I agree with this so incredibly much! However, I disagree with point number 4. If relationships are not based on feelings, why wouldn’t you start a relationship with a man whom you have no feelings for? Shouldn’t you be able to get to know the man and through that desire him? I fully understand that if the relationship progresses and there are no feelings whatsoever for him obviously he is not the guy for you. I guess my question is… why is “I don’t have feelings for him” a legitimate answer to give a guy when he asks you(knowing that he is a good Christian man)?

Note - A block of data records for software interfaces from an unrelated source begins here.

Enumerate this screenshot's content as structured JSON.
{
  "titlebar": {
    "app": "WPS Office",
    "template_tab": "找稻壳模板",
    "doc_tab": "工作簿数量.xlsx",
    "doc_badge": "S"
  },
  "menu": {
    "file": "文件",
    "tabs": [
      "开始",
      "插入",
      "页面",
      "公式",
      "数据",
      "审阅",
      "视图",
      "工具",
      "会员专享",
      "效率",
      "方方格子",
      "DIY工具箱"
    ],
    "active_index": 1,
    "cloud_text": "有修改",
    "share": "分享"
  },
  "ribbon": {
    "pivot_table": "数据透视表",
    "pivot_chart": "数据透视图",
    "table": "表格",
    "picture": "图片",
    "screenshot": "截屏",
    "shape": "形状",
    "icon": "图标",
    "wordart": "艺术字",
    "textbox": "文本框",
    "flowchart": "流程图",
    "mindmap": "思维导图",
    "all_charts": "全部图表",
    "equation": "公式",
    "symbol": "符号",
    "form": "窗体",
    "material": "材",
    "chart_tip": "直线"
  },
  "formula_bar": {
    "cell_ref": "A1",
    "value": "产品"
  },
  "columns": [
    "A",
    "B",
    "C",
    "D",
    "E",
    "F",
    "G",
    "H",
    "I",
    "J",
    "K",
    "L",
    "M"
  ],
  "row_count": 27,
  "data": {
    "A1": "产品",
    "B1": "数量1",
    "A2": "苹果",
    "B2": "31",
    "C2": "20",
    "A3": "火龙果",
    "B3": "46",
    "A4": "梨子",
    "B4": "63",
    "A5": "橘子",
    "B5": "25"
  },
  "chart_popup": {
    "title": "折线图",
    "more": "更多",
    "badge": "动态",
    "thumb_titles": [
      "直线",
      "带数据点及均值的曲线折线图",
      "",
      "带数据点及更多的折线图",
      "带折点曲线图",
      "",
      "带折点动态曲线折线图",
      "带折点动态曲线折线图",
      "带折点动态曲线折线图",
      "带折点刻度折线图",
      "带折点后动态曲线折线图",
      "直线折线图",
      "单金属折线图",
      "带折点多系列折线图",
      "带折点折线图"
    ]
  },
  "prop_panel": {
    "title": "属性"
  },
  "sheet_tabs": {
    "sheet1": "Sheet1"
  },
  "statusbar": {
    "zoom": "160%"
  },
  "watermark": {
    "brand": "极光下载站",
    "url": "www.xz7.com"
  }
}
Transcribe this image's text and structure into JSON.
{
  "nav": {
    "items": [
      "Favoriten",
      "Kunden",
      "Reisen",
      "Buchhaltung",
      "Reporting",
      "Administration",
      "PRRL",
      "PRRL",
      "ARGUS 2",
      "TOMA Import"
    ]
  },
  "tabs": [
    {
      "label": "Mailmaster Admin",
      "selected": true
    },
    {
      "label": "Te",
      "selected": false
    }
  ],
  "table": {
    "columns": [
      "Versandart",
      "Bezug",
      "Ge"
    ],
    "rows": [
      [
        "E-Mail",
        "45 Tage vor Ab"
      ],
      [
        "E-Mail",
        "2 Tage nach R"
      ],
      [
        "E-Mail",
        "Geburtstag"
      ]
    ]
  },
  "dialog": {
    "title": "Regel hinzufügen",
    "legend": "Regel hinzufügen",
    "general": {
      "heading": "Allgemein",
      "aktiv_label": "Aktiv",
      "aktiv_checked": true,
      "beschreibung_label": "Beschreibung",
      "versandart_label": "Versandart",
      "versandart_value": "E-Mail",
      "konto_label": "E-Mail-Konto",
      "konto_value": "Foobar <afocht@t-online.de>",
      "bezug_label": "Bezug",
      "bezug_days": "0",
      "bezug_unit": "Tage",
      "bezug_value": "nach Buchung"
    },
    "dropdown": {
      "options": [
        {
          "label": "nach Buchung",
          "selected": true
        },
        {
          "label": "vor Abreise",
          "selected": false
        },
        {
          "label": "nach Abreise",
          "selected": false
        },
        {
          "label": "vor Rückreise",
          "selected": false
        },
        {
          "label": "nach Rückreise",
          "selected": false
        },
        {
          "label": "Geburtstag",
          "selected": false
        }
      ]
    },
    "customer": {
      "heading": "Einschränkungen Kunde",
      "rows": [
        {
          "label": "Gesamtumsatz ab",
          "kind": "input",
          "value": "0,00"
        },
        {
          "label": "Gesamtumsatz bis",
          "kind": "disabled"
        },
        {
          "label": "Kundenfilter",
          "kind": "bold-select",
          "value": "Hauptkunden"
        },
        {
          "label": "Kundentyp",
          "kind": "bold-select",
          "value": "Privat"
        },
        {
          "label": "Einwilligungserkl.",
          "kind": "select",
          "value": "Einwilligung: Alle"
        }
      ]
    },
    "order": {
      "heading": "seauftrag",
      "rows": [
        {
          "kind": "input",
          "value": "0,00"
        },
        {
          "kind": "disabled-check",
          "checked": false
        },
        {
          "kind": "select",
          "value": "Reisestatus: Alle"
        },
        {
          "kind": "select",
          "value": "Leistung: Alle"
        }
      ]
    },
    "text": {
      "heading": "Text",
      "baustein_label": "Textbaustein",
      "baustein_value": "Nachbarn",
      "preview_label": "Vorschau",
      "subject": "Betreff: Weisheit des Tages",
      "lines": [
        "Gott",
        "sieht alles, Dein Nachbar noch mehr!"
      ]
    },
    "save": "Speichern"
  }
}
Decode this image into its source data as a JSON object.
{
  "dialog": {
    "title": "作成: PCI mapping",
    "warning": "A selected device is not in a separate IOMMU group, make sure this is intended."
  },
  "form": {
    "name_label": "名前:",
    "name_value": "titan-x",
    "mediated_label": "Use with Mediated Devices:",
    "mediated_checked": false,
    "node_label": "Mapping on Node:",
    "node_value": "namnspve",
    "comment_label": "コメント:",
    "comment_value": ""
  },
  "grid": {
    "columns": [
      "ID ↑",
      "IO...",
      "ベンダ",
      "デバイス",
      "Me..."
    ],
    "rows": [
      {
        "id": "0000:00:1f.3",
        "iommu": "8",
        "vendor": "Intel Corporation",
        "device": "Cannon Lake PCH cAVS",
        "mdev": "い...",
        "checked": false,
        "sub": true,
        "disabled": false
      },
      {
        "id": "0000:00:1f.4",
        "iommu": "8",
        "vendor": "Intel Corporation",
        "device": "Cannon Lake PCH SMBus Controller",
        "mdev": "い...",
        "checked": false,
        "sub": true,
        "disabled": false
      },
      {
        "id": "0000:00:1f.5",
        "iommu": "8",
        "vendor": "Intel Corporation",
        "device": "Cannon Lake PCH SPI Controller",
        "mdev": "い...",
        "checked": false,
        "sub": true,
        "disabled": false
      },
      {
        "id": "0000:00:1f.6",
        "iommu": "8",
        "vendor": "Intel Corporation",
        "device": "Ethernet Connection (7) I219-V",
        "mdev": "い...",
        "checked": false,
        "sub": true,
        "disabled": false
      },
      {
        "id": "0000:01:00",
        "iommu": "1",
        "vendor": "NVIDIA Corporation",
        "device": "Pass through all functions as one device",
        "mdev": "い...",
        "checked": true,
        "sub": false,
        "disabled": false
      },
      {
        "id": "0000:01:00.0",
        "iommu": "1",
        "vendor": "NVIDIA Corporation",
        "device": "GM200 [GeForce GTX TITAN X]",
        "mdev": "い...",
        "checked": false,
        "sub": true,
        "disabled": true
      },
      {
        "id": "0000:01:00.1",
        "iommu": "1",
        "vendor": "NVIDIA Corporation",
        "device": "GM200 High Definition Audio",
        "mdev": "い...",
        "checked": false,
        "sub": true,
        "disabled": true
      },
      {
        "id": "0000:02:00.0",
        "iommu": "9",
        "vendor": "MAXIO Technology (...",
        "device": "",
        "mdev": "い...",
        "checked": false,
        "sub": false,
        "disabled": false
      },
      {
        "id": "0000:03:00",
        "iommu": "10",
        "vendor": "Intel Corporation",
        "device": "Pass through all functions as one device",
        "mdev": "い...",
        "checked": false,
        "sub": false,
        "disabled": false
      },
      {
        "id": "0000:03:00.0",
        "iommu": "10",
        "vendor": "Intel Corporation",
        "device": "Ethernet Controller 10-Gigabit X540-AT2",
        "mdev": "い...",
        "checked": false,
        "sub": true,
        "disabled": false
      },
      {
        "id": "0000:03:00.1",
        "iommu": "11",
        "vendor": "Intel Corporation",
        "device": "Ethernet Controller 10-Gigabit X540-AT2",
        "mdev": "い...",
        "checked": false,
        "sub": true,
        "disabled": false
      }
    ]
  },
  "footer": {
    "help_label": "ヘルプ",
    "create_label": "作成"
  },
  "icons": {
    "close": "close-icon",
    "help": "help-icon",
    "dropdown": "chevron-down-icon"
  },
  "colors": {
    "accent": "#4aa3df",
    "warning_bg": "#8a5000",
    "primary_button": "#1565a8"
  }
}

Agreeing to date someone you don’t have feelings for is a risk. It’s worked out for many women, but many other women have wasted a lot of time and emotional energy, not to mention their boyfriend’s time and emotional energy, hoping for feelings that never came. Women are not obligated to take this risk. There is no command in the Bible saying that we must date every good Christian man who asks us, just as there is no command in the Bible saying that a man must ask out every good Christian girl.